Okinawa, an island region in southern Japan, is considered to have the highest life expectancy in the world, with many of its residents living past 100 years of age.
Diet is of course closely related to this phenomenon, and Okinawans have adopted a lifestyle known as Hara Hachi Bu. Its philosophy is very simple: it consists in avoiding filling the stomach completely and to stop eating when the stomach has reached 80% of its capacity.
Dr. Vicente Mera spoke of this, having personally traveled to Japan to study this healthy way of approaching daily eating. As he explains, in Okinawa “they are slim and live longer”. which has a lot to do with the widespread practice of Hara Hachi Bu.
Many people make the mistake of eating until they are full or at least satiated, but according to Dr. Mera, the key to this method is to “eat and stay a little hungry. He also makes an analogy with how we use our economy: if we never spent more than 80 percent of the income we have, “we would always have money to spend on a whim or need,” as he explains in his book, “We can't afford to spend more than 80 percent of our income. as he explains in his recent book Joven a cualquier edad (Young at any age).
If we pay attention to the number of calories we consume in relation to what we should consume, and set it at 80%, we reserve the remaining 20% for those occasional moments when we can go overboard without gaining weight. In this way, not only do we stay slim and take care of our weight, but we are also happy to indulge in the occasional sweet treat, as long as it is in moderation, of course.
Tips for this habit
Mera himself recommends that his overweight patients practice Hara Hachi Bu and gives some tips on how to do so. As he explains, one of the simplest and most effective ways is simply to eliminate appetizers or desserts from our diet at lunch and dinner, dishes that usually account for 20% of our caloric load.
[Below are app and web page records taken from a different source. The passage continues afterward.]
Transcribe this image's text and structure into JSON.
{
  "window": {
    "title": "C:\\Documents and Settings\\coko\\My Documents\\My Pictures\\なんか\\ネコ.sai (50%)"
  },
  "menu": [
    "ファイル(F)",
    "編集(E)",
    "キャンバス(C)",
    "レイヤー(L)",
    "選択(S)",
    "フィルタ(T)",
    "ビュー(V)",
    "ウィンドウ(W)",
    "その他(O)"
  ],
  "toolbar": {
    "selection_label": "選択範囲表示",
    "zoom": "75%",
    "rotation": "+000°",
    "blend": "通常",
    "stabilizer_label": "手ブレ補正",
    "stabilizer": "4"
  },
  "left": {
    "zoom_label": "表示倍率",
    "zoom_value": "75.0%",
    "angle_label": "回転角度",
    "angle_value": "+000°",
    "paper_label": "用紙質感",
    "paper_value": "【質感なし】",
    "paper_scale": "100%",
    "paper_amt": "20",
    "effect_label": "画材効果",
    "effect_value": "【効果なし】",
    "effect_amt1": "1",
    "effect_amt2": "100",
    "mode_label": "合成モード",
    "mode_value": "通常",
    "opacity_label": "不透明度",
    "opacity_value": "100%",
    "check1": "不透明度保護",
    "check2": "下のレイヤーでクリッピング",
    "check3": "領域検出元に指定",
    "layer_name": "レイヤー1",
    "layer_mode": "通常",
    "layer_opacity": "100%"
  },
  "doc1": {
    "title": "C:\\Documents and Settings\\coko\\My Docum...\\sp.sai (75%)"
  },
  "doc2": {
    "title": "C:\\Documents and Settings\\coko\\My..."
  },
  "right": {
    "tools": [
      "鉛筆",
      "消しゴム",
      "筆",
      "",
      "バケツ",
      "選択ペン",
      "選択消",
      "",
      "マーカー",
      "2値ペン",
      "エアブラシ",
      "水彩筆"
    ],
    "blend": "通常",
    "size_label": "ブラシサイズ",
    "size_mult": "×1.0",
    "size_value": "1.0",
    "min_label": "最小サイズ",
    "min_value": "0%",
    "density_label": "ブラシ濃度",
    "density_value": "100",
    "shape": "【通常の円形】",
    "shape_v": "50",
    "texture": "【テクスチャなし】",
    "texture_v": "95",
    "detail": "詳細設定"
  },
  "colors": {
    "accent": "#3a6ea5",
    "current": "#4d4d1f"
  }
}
In addition, he particularly recommends miso soup, a very popular dish in Japan that is very satiating without being very caloric.
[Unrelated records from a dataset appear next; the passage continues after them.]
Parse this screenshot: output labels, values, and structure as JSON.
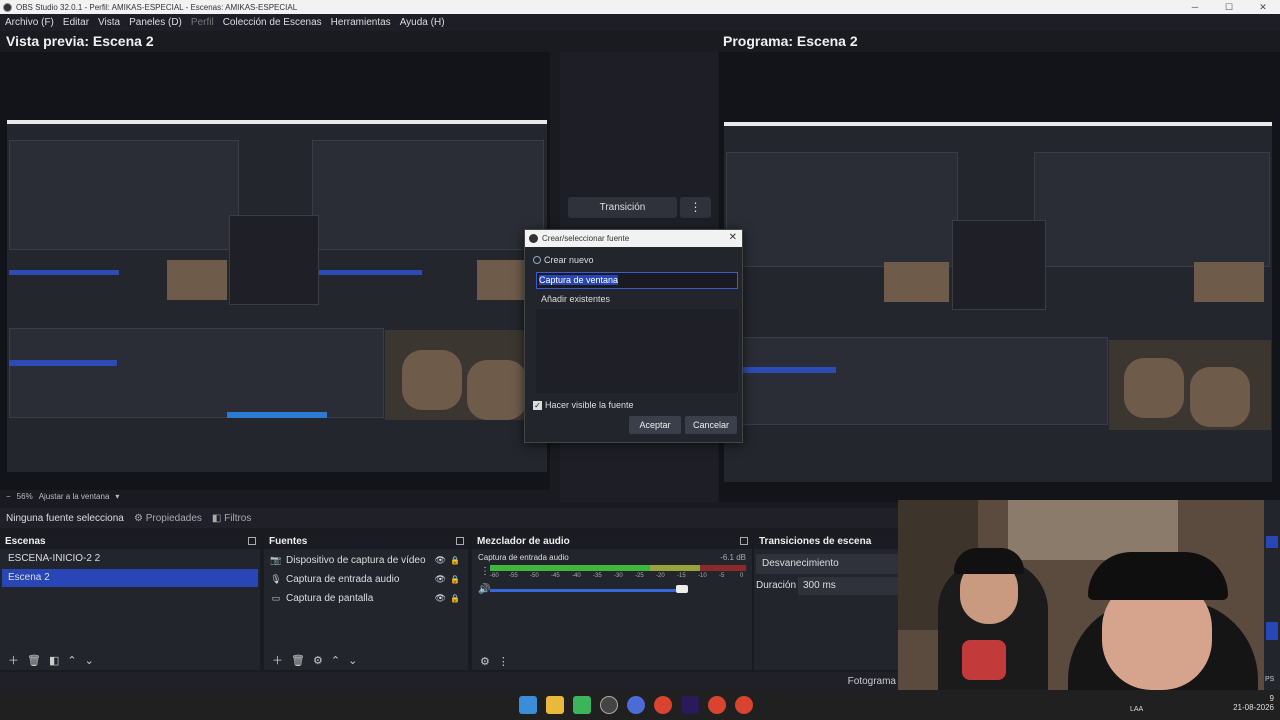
{
  "window": {
    "title": "OBS Studio 32.0.1 - Perfil: AMIKAS-ESPECIAL - Escenas: AMIKAS-ESPECIAL",
    "controls": [
      "─",
      "☐",
      "✕"
    ]
  },
  "menu": {
    "items": [
      "Archivo (F)",
      "Editar",
      "Vista",
      "Paneles (D)",
      "Perfil",
      "Colección de Escenas",
      "Herramientas",
      "Ayuda (H)"
    ]
  },
  "preview": {
    "left_title": "Vista previa: Escena 2",
    "right_title": "Programa: Escena 2"
  },
  "transition_panel": {
    "button": "Transición",
    "menu": "⋮"
  },
  "zoom": {
    "minus": "−",
    "level": "56%",
    "fit": "Ajustar a la ventana",
    "chevron": "▾"
  },
  "source_bar": {
    "label": "Ninguna fuente selecciona",
    "properties": "Propiedades",
    "filters": "Filtros"
  },
  "scenes": {
    "title": "Escenas",
    "items": [
      "ESCENA-INICIO-2 2",
      "Escena 2"
    ],
    "selected": 1
  },
  "sources": {
    "title": "Fuentes",
    "items": [
      {
        "label": "Dispositivo de captura de vídeo",
        "icon": "camera-icon"
      },
      {
        "label": "Captura de entrada audio",
        "icon": "microphone-icon"
      },
      {
        "label": "Captura de pantalla",
        "icon": "monitor-icon"
      }
    ]
  },
  "mixer": {
    "title": "Mezclador de audio",
    "channel": "Captura de entrada audio",
    "db": "-6.1 dB",
    "ticks": [
      "-60",
      "-55",
      "-50",
      "-45",
      "-40",
      "-35",
      "-30",
      "-25",
      "-20",
      "-15",
      "-10",
      "-5",
      "0"
    ],
    "level_db": -6.1
  },
  "transitions": {
    "title": "Transiciones de escena",
    "type": "Desvanecimiento",
    "duration_label": "Duración",
    "duration_value": "300 ms"
  },
  "status": {
    "frames": "Fotograma",
    "fps_suffix": "PS"
  },
  "dialog": {
    "title": "Crear/seleccionar fuente",
    "create_new": "Crear nuevo",
    "name_value": "Captura de ventana",
    "add_existing": "Añadir existentes",
    "visible_label": "Hacer visible la fuente",
    "accept": "Aceptar",
    "cancel": "Cancelar",
    "close": "✕"
  },
  "taskbar": {
    "lang": "LAA",
    "time": "9",
    "date": "21-08-2026"
  },
  "colors": {
    "accent": "#2846b6",
    "panel": "#23252d",
    "meter_green": "#3db83d",
    "meter_yellow": "#c8c83a",
    "meter_red": "#c83a3a"
  }
}
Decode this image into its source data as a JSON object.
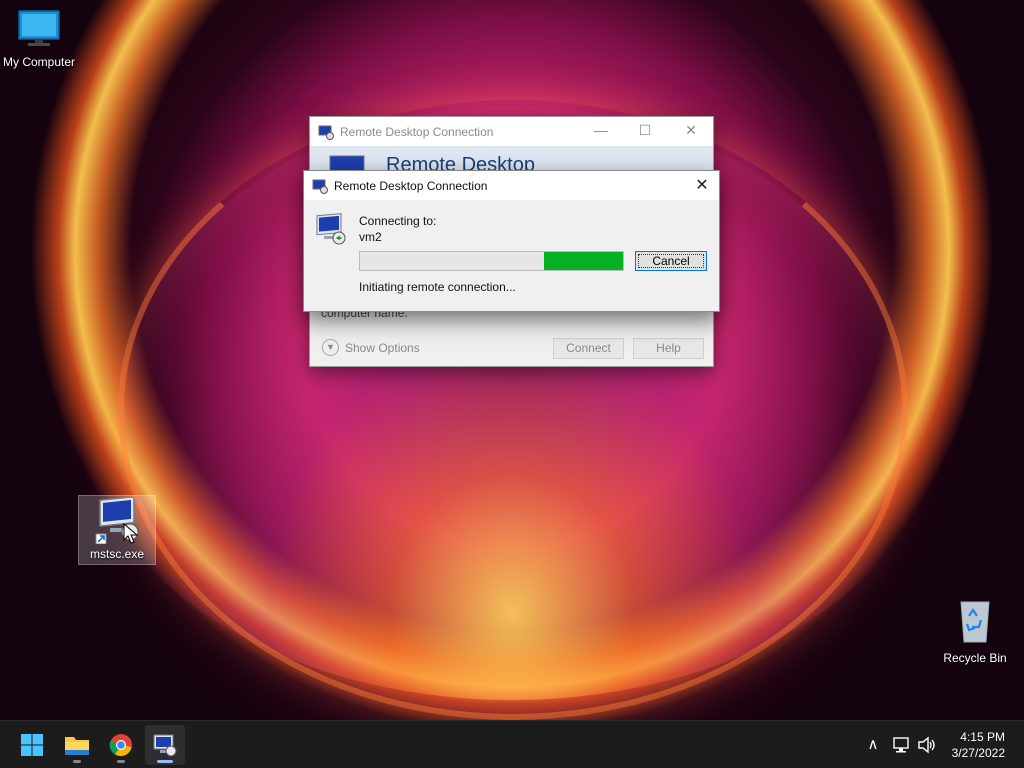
{
  "desktop": {
    "icons": [
      {
        "label": "My Computer"
      },
      {
        "label": "mstsc.exe"
      },
      {
        "label": "Recycle Bin"
      }
    ]
  },
  "bg_window": {
    "title": "Remote Desktop Connection",
    "banner_text": "Remote Desktop",
    "partial_label": "computer name.",
    "show_options": "Show Options",
    "connect": "Connect",
    "help": "Help"
  },
  "dialog": {
    "title": "Remote Desktop Connection",
    "connecting_label": "Connecting to:",
    "host": "vm2",
    "status": "Initiating remote connection...",
    "cancel": "Cancel",
    "progress_segment": [
      0.7,
      1.0
    ]
  },
  "taskbar": {
    "apps": [
      "start-icon",
      "file-explorer-icon",
      "chrome-icon",
      "remote-desktop-icon"
    ],
    "time": "4:15 PM",
    "date": "3/27/2022"
  },
  "colors": {
    "progress": "#06b025",
    "accent": "#0078d7"
  }
}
Giving up appetizers or desserts, or eating miso soup, are some of the tricks of the trade.
But if a correct diet is fundamental, it is not the only aspect to take into account to live better, feel good and not get fat. In his book Young at any age, Vicente Mera also talks about the importance of exercising, sleeping well and managing our emotions correctly to have a chance of becoming a centenarian.
For example, he recommends getting 50 hours of sleep a week, although if we don't reach that number, we shouldn't let it get us down, and doing a balanced physical exercise that includes both cardio and strength training.